New Delhi: There hasn’t been many hardware start-ups launched in India because of lack of funding, proper ecosystem and mentorship, experts said.
The scenario is, however, gradually changing with companies such as Grey Orange Robotics being able to raise funds. The company provides automated on-demand robot services for logistics and warehouse management.
“The big bets in consumer internet have been cast. It’s encouraging to see today’s entrepreneurs following their domain and pursuing deeper technology sectors such as hardware, internet of things, artificial intelligence etc,” Sanjay Nath, managing partner at Blume Ventures, said at the India Summit organized by the The Economist magazine in New Delhi on Wednesday.

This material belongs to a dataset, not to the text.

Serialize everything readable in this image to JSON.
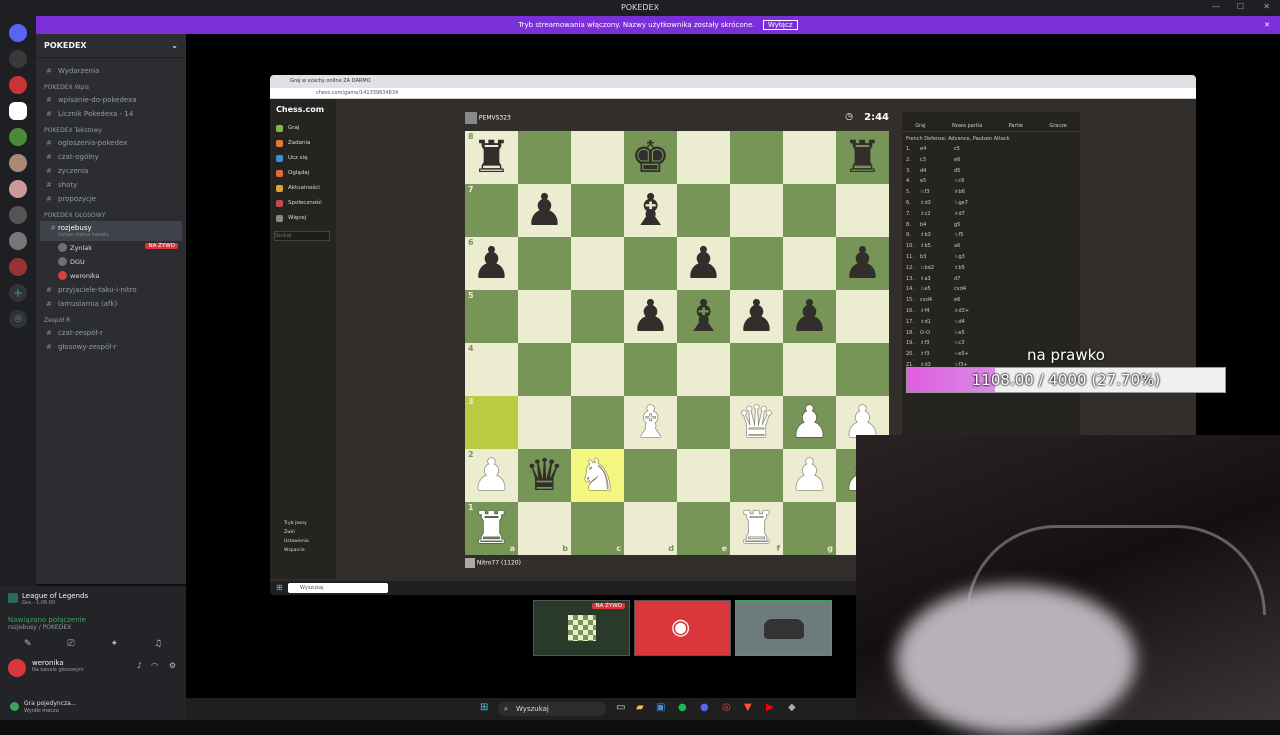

Blume is an investor in Grey Orange Robotics and participated in its $30 million round along with Tiger Global, last year.

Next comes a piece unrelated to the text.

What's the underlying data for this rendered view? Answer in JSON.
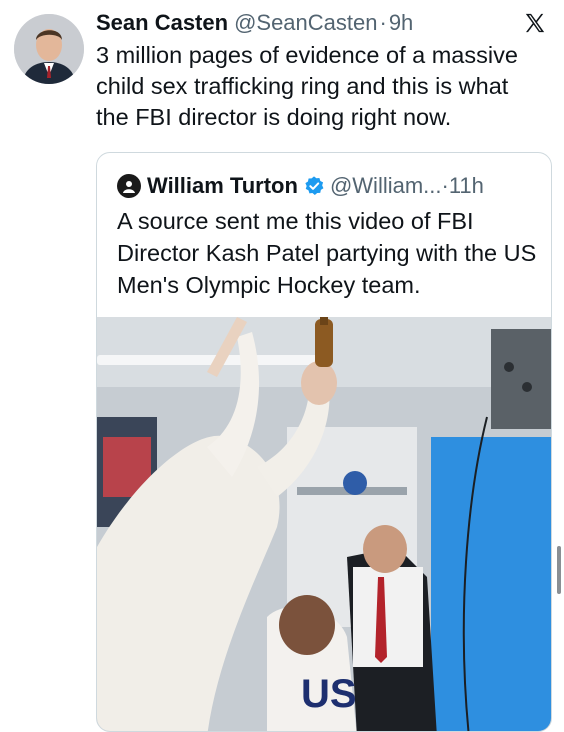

“Our philosophy for fund II onwards will be to focus on, besides consumer internet, a good 30-40% on business-to-business (B2B) start-ups. Hardware, internet of things oriented start-ups will all be part of this focus area,” he added.
According to Paras Batra, co-founder of Leaf Wearables (Leaf Innovation Pvt. Ltd) that designs smart jewelry products for women’s safety, hardware start-ups can solve a plethora of issues ranging from sewage to water pollution in a city.
He said that hardware start-ups require much more effort as compared to other sectors.
“It requires expertise and is very time consuming. Entrepreneurs cannot go to the market the very next day. It requires a lot of iterations, which are costly and there has been no ecosystem around which leads to lack of mentorship,” he said, adding that the situation is slowly changing with companies such as Grey Orange setting a strong precedent.
Batra also said that to facilitate this further, there should be tinkering labs set up at schools so that students get a hand on making products early on.
According to Tracxn, a start-up tracker, at least 122 hardware-led tech start-ups were founded in 2014 and 85 last year. However, out of them, only 16 got funded in 2014 and 28 in 2015.